Results: We explore the vulnerability of PGC-1α mice to the accumulation of human α-synuclein in nigral neurons, and assess the neuroprotective effect of AAV-mediated PGC-1α expression in this experimental model. Using neuronal cultures derived from these mice, mitochondrial respiration and production of reactive oxygen species are assessed in conditions of human α-synuclein overexpression. We find ultrastructural evidence for abnormal mitochondria and fragmented endoplasmic reticulum in the nigral dopaminergic neurons of PGC-1α mice. Furthermore, PGC-1α nigral neurons are more prone to degenerate following overexpression of human α-synuclein, an effect more apparent in male mice. PGC-1α overexpression restores mitochondrial morphology, oxidative stress detoxification and basal respiration, which is consistent with the observed neuroprotection against α-synuclein toxicity in male PGC-1α mice.

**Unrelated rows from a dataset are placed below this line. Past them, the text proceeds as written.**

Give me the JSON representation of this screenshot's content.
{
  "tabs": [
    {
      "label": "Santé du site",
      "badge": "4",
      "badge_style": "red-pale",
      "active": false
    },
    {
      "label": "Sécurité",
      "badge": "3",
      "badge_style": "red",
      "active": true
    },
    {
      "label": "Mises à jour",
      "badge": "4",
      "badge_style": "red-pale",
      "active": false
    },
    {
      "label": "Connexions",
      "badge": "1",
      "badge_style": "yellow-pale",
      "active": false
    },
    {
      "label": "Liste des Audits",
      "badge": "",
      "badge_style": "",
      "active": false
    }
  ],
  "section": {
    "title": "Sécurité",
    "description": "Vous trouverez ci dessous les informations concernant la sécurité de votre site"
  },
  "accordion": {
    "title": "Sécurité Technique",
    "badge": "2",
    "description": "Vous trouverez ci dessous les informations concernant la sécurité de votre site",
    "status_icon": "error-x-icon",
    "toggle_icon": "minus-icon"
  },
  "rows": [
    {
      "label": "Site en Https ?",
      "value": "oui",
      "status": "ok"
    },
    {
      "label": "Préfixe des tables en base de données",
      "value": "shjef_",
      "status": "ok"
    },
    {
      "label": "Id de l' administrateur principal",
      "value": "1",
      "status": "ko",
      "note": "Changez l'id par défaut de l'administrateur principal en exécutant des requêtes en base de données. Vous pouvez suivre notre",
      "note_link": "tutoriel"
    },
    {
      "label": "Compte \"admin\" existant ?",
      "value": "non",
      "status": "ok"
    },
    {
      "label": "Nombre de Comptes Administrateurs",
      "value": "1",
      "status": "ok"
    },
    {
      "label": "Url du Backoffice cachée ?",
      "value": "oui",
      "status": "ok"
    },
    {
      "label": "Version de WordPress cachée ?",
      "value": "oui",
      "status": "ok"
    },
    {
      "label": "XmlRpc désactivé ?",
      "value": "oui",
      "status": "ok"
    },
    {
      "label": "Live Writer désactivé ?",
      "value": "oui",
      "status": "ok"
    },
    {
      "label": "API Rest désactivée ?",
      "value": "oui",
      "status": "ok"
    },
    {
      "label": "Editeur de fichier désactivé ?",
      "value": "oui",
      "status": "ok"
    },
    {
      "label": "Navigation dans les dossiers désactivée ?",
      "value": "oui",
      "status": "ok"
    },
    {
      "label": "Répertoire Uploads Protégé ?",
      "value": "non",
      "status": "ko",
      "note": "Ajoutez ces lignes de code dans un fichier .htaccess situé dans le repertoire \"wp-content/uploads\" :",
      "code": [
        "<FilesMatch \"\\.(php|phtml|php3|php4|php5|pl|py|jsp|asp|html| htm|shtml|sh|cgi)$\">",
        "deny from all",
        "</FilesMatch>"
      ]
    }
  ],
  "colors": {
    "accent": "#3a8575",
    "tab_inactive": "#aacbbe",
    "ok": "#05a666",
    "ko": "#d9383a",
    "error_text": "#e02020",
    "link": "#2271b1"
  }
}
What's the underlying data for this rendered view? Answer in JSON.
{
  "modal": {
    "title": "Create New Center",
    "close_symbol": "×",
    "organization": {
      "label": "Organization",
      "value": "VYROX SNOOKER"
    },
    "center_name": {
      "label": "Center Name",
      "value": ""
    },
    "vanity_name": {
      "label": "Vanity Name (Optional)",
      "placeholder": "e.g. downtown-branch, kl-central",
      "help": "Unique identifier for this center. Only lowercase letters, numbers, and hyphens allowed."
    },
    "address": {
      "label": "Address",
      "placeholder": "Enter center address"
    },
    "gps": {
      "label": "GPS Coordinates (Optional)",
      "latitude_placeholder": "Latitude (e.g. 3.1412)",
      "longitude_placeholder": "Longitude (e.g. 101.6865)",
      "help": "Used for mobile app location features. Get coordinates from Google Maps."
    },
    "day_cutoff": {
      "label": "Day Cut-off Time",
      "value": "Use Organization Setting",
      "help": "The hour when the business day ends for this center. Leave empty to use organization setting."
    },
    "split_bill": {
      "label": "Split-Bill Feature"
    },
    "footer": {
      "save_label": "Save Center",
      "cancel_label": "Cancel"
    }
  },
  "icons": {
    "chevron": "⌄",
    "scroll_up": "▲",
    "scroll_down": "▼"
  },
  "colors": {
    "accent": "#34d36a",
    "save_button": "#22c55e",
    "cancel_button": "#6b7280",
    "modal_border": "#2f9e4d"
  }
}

Conclusions: Altogether, our results highlight an important role for PGC-1α in controlling the mitochondrial function of nigral neurons accumulating α-synuclein, which may be critical for gender-dependent vulnerability to Parkinson's disease.

Show MeSH
Related in: MedlinePlus